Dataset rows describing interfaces
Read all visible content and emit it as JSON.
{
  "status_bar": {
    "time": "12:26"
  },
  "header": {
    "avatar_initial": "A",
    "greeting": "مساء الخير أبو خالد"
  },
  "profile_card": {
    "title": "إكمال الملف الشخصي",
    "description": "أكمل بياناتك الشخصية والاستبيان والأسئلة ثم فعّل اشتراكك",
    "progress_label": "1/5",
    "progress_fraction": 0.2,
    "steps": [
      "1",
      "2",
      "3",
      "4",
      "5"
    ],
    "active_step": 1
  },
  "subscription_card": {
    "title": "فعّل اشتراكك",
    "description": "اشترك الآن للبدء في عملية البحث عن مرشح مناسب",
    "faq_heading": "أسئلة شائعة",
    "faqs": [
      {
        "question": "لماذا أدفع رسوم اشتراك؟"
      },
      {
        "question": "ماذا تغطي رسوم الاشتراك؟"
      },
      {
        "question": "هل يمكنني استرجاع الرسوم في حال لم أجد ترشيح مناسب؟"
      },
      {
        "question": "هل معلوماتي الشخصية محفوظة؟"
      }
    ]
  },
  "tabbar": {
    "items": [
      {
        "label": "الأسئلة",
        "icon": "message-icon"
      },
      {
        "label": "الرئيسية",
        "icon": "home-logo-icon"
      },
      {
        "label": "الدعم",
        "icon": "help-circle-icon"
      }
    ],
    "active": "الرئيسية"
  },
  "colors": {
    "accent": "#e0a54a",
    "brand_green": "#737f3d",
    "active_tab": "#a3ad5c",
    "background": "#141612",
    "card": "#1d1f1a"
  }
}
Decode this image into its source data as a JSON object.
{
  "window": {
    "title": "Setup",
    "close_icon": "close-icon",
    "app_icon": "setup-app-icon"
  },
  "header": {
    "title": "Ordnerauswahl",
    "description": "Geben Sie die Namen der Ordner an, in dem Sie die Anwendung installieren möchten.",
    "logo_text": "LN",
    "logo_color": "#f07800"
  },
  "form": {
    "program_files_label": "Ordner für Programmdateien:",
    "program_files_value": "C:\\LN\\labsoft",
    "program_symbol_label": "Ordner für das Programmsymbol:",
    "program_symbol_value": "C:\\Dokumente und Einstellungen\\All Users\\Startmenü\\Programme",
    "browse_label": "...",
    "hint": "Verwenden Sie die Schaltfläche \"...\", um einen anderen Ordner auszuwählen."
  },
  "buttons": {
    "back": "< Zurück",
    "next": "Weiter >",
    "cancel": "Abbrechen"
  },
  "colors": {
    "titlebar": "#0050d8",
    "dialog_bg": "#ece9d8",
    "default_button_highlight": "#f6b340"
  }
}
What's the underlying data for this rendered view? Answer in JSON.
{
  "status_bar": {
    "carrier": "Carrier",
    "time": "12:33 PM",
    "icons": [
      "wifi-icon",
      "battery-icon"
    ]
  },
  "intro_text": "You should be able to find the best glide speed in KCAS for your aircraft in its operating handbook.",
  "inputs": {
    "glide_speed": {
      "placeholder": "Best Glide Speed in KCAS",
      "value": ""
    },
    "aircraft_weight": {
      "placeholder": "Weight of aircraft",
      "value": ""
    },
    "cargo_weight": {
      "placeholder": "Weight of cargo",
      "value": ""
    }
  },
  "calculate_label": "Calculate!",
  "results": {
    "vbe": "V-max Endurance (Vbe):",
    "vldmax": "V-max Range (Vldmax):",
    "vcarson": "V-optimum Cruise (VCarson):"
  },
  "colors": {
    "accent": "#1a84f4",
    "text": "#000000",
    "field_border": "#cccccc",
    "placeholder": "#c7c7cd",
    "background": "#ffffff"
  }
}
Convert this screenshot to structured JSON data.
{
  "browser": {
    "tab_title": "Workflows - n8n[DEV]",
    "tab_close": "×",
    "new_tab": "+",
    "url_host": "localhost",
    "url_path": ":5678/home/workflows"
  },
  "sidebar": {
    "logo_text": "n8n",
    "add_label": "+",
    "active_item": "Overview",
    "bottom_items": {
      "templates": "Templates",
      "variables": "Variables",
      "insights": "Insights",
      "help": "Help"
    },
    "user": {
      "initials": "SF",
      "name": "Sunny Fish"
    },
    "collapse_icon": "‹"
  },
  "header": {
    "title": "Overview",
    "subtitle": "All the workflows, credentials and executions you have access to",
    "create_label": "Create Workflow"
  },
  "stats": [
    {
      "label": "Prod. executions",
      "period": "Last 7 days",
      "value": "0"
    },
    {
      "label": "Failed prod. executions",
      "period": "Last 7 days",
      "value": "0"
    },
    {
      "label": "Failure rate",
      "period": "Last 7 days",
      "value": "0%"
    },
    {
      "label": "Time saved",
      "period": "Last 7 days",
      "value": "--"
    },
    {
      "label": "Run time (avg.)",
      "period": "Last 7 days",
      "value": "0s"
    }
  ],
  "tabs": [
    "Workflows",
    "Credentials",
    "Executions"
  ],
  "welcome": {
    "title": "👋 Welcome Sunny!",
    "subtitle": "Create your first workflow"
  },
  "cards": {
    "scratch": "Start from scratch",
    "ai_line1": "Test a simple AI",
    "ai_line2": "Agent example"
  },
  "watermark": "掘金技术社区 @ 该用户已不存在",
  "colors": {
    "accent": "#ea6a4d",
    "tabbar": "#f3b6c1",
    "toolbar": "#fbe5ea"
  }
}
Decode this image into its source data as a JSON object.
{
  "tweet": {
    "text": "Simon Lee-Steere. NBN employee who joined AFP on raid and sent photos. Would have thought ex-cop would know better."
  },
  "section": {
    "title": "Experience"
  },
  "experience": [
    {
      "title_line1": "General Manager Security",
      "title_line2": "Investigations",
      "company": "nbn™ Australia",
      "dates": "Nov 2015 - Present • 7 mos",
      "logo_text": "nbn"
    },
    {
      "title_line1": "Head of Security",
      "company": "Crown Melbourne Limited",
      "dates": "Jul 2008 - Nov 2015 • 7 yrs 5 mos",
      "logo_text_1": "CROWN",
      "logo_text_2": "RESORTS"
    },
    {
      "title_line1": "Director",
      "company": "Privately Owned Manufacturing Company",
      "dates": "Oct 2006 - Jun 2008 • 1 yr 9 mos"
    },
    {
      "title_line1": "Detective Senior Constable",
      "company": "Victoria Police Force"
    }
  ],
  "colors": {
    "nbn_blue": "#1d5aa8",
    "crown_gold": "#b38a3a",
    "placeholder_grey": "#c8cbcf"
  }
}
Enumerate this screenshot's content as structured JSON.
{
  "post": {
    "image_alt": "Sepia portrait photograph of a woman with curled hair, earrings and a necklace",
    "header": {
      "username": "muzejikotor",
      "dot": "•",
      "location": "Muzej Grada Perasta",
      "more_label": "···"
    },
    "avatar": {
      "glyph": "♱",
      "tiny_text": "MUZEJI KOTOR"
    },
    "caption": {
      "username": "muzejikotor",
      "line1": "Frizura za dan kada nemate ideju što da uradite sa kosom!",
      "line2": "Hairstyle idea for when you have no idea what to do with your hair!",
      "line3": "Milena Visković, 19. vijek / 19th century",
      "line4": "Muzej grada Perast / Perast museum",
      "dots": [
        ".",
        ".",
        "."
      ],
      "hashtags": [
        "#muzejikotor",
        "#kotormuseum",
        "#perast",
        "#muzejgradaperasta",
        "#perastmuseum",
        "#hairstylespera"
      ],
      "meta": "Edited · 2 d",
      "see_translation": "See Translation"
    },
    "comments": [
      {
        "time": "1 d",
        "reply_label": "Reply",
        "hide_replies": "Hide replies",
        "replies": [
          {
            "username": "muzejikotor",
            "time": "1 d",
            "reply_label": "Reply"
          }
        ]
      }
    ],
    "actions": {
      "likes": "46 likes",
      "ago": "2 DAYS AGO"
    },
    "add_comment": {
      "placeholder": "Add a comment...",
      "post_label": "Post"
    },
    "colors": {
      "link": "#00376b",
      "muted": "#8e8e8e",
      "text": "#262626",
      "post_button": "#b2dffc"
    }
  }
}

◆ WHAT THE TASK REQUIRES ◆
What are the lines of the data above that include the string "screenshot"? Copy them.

◆ COMPLETED EXERCISE ◆
Convert this screenshot to structured JSON data.
Enumerate this screenshot's content as structured JSON.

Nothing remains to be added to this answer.